I wanted to share my experience today when I attended an NHS wheelchair assessment. This becomes particularly relevant in light of the upcoming CFS/ME parliamentary debate. CFS/ME is an invisible, variable condition that many medical professionals still deny, minimise and misunderstand, and today was just another difficult reminder of that fact.
Sometimes it feels like the only emotion that really encapsulates the disabled experience is frustration. I think able bodied people expect things to be a lot less centred around anger; they expect us to be either sad and self-pitying or blithely ignoring our disability in order to forge our way forward and "not let it hold us back". Yes, those are themes too, but if it's anything I've found to be the crux of my disabled experience it's flat-out frustration.
Becoming chronically ill at the age of 18 wasn’t a shock.
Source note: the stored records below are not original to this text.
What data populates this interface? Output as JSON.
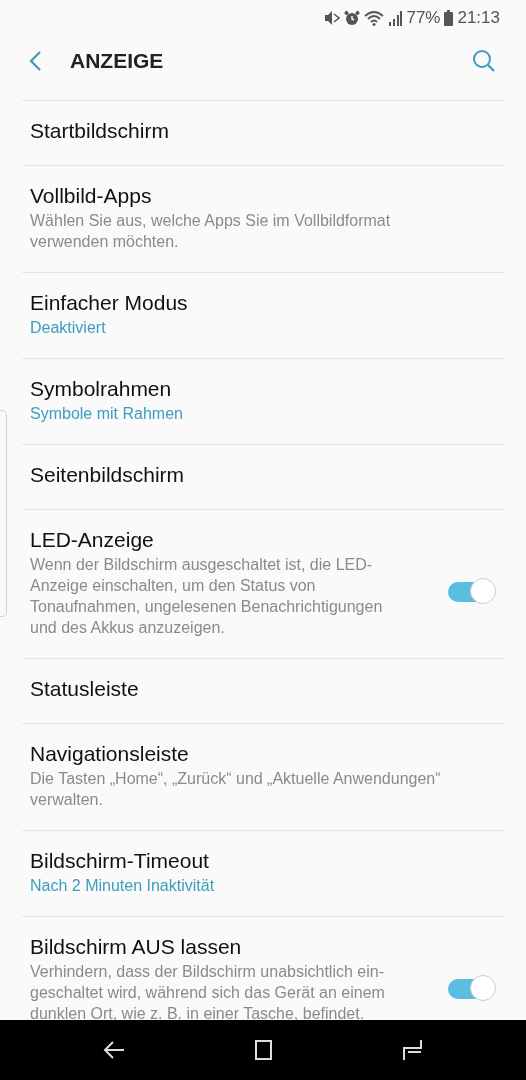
{
  "status_bar": {
    "battery": "77%",
    "time": "21:13"
  },
  "header": {
    "title": "ANZEIGE"
  },
  "items": [
    {
      "kind": "plain",
      "title": "Startbildschirm"
    },
    {
      "kind": "description",
      "title": "Vollbild-Apps",
      "text": "Wählen Sie aus, welche Apps Sie im Vollbildformat verwenden möchten."
    },
    {
      "kind": "value",
      "title": "Einfacher Modus",
      "text": "Deaktiviert"
    },
    {
      "kind": "value",
      "title": "Symbolrahmen",
      "text": "Symbole mit Rahmen"
    },
    {
      "kind": "plain",
      "title": "Seitenbildschirm"
    },
    {
      "kind": "switch",
      "title": "LED-Anzeige",
      "text": "Wenn der Bildschirm ausgeschaltet ist, die LED-Anzeige einschalten, um den Status von Tonaufnahmen, ungelesenen Benachrichtigungen und des Akkus anzuzeigen.",
      "on": true
    },
    {
      "kind": "plain",
      "title": "Statusleiste"
    },
    {
      "kind": "description",
      "title": "Navigationsleiste",
      "text": "Die Tasten „Home“, „Zurück“ und „Aktuelle Anwendungen“ verwalten."
    },
    {
      "kind": "value",
      "title": "Bildschirm-Timeout",
      "text": "Nach 2 Minuten Inaktivität"
    },
    {
      "kind": "switch",
      "title": "Bildschirm AUS lassen",
      "text": "Verhindern, dass der Bildschirm unabsichtlich ein-geschaltet wird, während sich das Gerät an einem dunklen Ort, wie z. B. in einer Tasche, befindet.",
      "on": true
    }
  ]
}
That would imply a startling, one-off incident that sparked everything to go after it. No - becoming chronically ill, or more accurately realising I was ill, was a slow, unpleasant dawn. And the diagnosis of Chronic Fatigue Syndrome (CFS) wasn’t a lightbulb going off,… Continue reading Where is Disability in Art?